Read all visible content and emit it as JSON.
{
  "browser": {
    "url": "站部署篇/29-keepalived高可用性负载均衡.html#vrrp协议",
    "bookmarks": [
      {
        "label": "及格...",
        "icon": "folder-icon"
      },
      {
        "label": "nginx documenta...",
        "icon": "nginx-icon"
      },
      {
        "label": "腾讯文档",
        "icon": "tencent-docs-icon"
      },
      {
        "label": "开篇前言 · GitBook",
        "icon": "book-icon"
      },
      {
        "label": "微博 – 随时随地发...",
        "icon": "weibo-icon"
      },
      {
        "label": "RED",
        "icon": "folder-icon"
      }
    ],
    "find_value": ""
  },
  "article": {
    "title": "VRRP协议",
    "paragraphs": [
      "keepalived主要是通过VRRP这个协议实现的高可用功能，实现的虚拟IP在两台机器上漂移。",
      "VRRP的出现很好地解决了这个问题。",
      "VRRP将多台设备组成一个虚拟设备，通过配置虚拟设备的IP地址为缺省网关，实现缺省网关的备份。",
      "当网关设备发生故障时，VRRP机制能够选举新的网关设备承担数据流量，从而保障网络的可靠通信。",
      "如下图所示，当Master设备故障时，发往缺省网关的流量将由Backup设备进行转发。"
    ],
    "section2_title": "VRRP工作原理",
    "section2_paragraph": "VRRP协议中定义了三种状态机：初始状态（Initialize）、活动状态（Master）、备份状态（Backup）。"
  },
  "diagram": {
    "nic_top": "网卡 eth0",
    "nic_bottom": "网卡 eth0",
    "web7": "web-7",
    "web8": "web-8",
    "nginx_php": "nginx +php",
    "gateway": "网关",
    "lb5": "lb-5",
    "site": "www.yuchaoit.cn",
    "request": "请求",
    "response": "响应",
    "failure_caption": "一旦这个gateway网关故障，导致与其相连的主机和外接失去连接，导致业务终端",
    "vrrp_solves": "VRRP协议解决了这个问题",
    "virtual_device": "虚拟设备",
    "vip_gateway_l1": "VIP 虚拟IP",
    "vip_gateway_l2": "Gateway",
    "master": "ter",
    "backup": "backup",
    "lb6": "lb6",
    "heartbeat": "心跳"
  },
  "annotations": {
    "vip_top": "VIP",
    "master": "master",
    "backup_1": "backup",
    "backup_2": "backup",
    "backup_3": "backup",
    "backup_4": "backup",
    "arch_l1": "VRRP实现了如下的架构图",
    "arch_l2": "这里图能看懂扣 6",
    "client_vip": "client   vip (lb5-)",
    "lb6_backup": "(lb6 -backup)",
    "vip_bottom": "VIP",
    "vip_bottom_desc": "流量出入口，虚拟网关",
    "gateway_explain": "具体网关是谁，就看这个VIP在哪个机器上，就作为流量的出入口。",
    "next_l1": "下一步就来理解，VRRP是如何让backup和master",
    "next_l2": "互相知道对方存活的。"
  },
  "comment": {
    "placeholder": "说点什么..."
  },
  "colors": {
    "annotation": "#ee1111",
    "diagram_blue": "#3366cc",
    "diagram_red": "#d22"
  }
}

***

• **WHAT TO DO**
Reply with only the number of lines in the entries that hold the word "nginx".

• **THE COMPLETED TASK**
3